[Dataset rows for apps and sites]

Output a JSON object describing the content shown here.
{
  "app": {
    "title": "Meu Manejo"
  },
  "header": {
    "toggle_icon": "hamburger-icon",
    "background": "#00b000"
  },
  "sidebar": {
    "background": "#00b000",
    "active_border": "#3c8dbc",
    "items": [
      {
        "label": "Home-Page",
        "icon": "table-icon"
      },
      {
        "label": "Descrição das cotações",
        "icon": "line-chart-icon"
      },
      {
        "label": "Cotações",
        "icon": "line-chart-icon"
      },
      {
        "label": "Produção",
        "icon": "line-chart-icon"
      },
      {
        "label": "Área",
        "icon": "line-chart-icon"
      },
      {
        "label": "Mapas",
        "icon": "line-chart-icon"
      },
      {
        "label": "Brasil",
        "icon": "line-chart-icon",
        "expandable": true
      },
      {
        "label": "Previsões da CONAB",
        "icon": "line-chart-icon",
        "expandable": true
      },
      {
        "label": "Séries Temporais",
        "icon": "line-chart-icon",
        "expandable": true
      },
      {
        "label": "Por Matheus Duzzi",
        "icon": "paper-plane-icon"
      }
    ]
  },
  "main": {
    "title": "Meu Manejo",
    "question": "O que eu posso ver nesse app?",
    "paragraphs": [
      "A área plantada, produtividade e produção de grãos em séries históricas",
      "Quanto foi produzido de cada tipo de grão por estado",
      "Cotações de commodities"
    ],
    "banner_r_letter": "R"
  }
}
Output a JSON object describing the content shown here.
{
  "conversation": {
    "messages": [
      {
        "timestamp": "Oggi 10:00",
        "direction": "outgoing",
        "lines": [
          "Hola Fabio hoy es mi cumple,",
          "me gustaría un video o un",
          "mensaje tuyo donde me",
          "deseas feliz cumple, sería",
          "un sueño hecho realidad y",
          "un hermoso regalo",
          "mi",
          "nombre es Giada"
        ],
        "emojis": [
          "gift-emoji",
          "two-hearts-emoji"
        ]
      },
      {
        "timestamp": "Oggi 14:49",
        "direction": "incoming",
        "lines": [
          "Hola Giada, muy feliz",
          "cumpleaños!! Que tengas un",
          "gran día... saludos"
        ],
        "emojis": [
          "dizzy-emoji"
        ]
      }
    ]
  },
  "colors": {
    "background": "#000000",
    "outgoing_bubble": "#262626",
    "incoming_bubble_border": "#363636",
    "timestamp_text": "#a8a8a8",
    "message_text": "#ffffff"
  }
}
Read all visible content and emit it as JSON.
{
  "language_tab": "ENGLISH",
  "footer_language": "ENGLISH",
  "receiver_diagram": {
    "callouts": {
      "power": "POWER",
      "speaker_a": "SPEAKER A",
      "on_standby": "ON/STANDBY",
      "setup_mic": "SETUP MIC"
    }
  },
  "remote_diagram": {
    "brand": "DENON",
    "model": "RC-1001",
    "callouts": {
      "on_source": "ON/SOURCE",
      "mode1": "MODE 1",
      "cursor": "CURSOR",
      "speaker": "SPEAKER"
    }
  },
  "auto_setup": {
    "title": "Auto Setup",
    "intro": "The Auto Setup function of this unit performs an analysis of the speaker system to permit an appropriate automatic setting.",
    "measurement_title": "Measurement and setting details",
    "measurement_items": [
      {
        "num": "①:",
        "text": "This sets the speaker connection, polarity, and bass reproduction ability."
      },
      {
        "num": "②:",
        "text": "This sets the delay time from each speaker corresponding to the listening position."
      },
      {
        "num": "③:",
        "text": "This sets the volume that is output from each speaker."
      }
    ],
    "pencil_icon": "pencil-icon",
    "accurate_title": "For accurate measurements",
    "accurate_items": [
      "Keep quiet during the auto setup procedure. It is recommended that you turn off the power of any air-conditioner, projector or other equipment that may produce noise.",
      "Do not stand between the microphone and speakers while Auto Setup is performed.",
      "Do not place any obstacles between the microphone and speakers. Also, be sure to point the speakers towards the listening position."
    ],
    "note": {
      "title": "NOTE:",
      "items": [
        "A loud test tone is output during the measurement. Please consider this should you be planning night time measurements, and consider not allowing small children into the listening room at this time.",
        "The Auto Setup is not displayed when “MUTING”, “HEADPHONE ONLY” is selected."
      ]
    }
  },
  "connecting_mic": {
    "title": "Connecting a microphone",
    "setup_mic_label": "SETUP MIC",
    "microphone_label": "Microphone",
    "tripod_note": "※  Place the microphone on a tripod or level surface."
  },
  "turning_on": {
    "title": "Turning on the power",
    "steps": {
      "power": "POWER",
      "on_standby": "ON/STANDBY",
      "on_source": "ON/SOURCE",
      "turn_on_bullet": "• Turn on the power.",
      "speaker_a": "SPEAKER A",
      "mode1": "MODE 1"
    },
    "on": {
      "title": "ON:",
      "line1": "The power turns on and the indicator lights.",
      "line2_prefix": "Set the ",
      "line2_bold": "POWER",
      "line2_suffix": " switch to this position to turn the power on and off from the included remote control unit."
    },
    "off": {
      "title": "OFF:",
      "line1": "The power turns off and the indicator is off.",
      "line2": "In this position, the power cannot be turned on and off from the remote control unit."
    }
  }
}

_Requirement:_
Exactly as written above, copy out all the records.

_Exercise solution:_
Output a JSON object describing the content shown here.
{
  "app": {
    "title": "Meu Manejo"
  },
  "header": {
    "toggle_icon": "hamburger-icon",
    "background": "#00b000"
  },
  "sidebar": {
    "background": "#00b000",
    "active_border": "#3c8dbc",
    "items": [
      {
        "label": "Home-Page",
        "icon": "table-icon"
      },
      {
        "label": "Descrição das cotações",
        "icon": "line-chart-icon"
      },
      {
        "label": "Cotações",
        "icon": "line-chart-icon"
      },
      {
        "label": "Produção",
        "icon": "line-chart-icon"
      },
      {
        "label": "Área",
        "icon": "line-chart-icon"
      },
      {
        "label": "Mapas",
        "icon": "line-chart-icon"
      },
      {
        "label": "Brasil",
        "icon": "line-chart-icon",
        "expandable": true
      },
      {
        "label": "Previsões da CONAB",
        "icon": "line-chart-icon",
        "expandable": true
      },
      {
        "label": "Séries Temporais",
        "icon": "line-chart-icon",
        "expandable": true
      },
      {
        "label": "Por Matheus Duzzi",
        "icon": "paper-plane-icon"
      }
    ]
  },
  "main": {
    "title": "Meu Manejo",
    "question": "O que eu posso ver nesse app?",
    "paragraphs": [
      "A área plantada, produtividade e produção de grãos em séries históricas",
      "Quanto foi produzido de cada tipo de grão por estado",
      "Cotações de commodities"
    ],
    "banner_r_letter": "R"
  }
}
Output a JSON object describing the content shown here.
{
  "conversation": {
    "messages": [
      {
        "timestamp": "Oggi 10:00",
        "direction": "outgoing",
        "lines": [
          "Hola Fabio hoy es mi cumple,",
          "me gustaría un video o un",
          "mensaje tuyo donde me",
          "deseas feliz cumple, sería",
          "un sueño hecho realidad y",
          "un hermoso regalo",
          "mi",
          "nombre es Giada"
        ],
        "emojis": [
          "gift-emoji",
          "two-hearts-emoji"
        ]
      },
      {
        "timestamp": "Oggi 14:49",
        "direction": "incoming",
        "lines": [
          "Hola Giada, muy feliz",
          "cumpleaños!! Que tengas un",
          "gran día... saludos"
        ],
        "emojis": [
          "dizzy-emoji"
        ]
      }
    ]
  },
  "colors": {
    "background": "#000000",
    "outgoing_bubble": "#262626",
    "incoming_bubble_border": "#363636",
    "timestamp_text": "#a8a8a8",
    "message_text": "#ffffff"
  }
}
Read all visible content and emit it as JSON.
{
  "language_tab": "ENGLISH",
  "footer_language": "ENGLISH",
  "receiver_diagram": {
    "callouts": {
      "power": "POWER",
      "speaker_a": "SPEAKER A",
      "on_standby": "ON/STANDBY",
      "setup_mic": "SETUP MIC"
    }
  },
  "remote_diagram": {
    "brand": "DENON",
    "model": "RC-1001",
    "callouts": {
      "on_source": "ON/SOURCE",
      "mode1": "MODE 1",
      "cursor": "CURSOR",
      "speaker": "SPEAKER"
    }
  },
  "auto_setup": {
    "title": "Auto Setup",
    "intro": "The Auto Setup function of this unit performs an analysis of the speaker system to permit an appropriate automatic setting.",
    "measurement_title": "Measurement and setting details",
    "measurement_items": [
      {
        "num": "①:",
        "text": "This sets the speaker connection, polarity, and bass reproduction ability."
      },
      {
        "num": "②:",
        "text": "This sets the delay time from each speaker corresponding to the listening position."
      },
      {
        "num": "③:",
        "text": "This sets the volume that is output from each speaker."
      }
    ],
    "pencil_icon": "pencil-icon",
    "accurate_title": "For accurate measurements",
    "accurate_items": [
      "Keep quiet during the auto setup procedure. It is recommended that you turn off the power of any air-conditioner, projector or other equipment that may produce noise.",
      "Do not stand between the microphone and speakers while Auto Setup is performed.",
      "Do not place any obstacles between the microphone and speakers. Also, be sure to point the speakers towards the listening position."
    ],
    "note": {
      "title": "NOTE:",
      "items": [
        "A loud test tone is output during the measurement. Please consider this should you be planning night time measurements, and consider not allowing small children into the listening room at this time.",
        "The Auto Setup is not displayed when “MUTING”, “HEADPHONE ONLY” is selected."
      ]
    }
  },
  "connecting_mic": {
    "title": "Connecting a microphone",
    "setup_mic_label": "SETUP MIC",
    "microphone_label": "Microphone",
    "tripod_note": "※  Place the microphone on a tripod or level surface."
  },
  "turning_on": {
    "title": "Turning on the power",
    "steps": {
      "power": "POWER",
      "on_standby": "ON/STANDBY",
      "on_source": "ON/SOURCE",
      "turn_on_bullet": "• Turn on the power.",
      "speaker_a": "SPEAKER A",
      "mode1": "MODE 1"
    },
    "on": {
      "title": "ON:",
      "line1": "The power turns on and the indicator lights.",
      "line2_prefix": "Set the ",
      "line2_bold": "POWER",
      "line2_suffix": " switch to this position to turn the power on and off from the included remote control unit."
    },
    "off": {
      "title": "OFF:",
      "line1": "The power turns off and the indicator is off.",
      "line2": "In this position, the power cannot be turned on and off from the remote control unit."
    }
  }
}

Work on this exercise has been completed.